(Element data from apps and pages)
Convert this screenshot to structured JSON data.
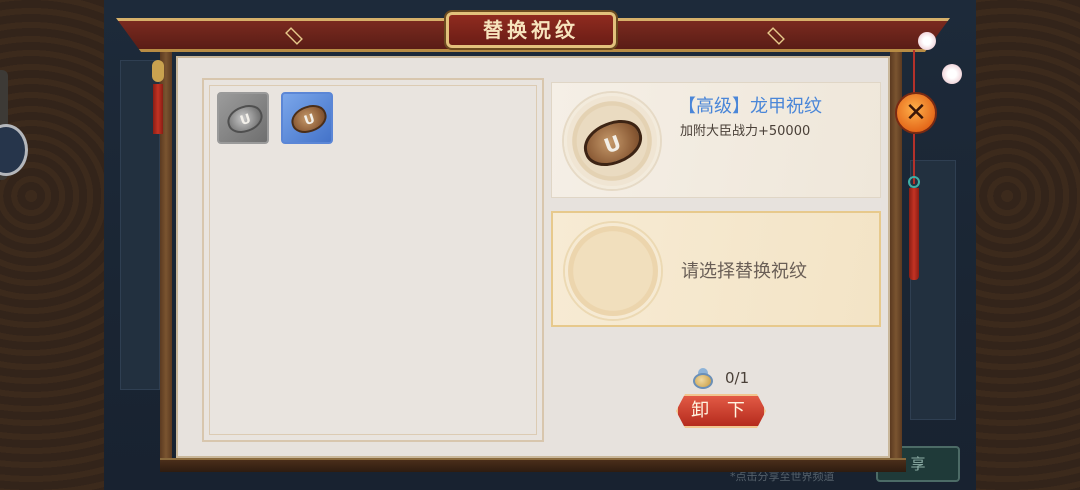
{
  "window": {
    "title": "替换祝纹"
  },
  "inventory": {
    "items": [
      {
        "name": "grey-rune",
        "rarity": "normal",
        "glyph": "U"
      },
      {
        "name": "brown-rune",
        "rarity": "advanced",
        "glyph": "U"
      }
    ]
  },
  "current_rune": {
    "name": "【高级】龙甲祝纹",
    "effect": "加附大臣战力+50000",
    "glyph": "U"
  },
  "replacement": {
    "prompt": "请选择替换祝纹"
  },
  "cost": {
    "amount": "0/1"
  },
  "actions": {
    "unequip_label": "卸 下",
    "close_label": "✕"
  },
  "background": {
    "share_label": "享",
    "hint": "*点击分享至世界频道"
  },
  "colors": {
    "rune_name": "#4a86d8",
    "unequip_button": "#c9392a",
    "close_button": "#f08a2b",
    "panel": "#e7e2dd"
  }
}
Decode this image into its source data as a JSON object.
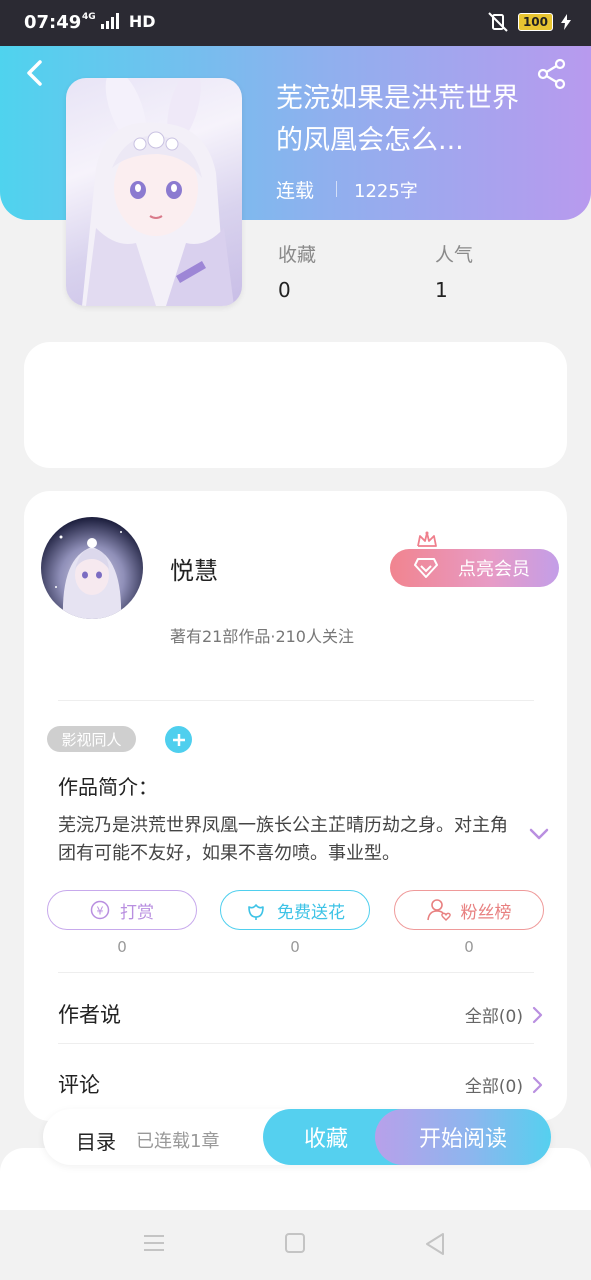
{
  "status_bar": {
    "time": "07:49",
    "network": "4G",
    "hd": "HD",
    "battery": "100"
  },
  "book": {
    "title": "芜浣如果是洪荒世界的凤凰会怎么...",
    "status": "连载",
    "word_count": "1225字",
    "stats": [
      {
        "label": "收藏",
        "value": "0"
      },
      {
        "label": "人气",
        "value": "1"
      }
    ]
  },
  "author": {
    "name": "悦慧",
    "meta": "著有21部作品·210人关注",
    "vip_label": "点亮会员"
  },
  "tags": [
    "影视同人"
  ],
  "intro": {
    "title": "作品简介：",
    "text": "芜浣乃是洪荒世界凤凰一族长公主芷晴历劫之身。对主角团有可能不友好，如果不喜勿喷。事业型。"
  },
  "actions": [
    {
      "label": "打赏",
      "count": "0",
      "color": "#b98fe0"
    },
    {
      "label": "免费送花",
      "count": "0",
      "color": "#4fcfee"
    },
    {
      "label": "粉丝榜",
      "count": "0",
      "color": "#ee8a8a"
    }
  ],
  "author_says": {
    "label": "作者说",
    "link": "全部(0)"
  },
  "comments": {
    "label": "评论",
    "link": "全部(0)"
  },
  "bottom_bar": {
    "toc_label": "目录",
    "toc_meta": "已连载1章",
    "favorite_label": "收藏",
    "read_label": "开始阅读"
  },
  "colors": {
    "accent_cyan": "#55d0ef",
    "accent_purple": "#b89aee",
    "vip_pink": "#f1848f"
  }
}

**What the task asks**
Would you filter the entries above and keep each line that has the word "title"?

**Response to the exercise**
    "title": "替换祝纹"
    "title": "芜浣如果是洪荒世界的凤凰会怎么...",
    "title": "作品简介：",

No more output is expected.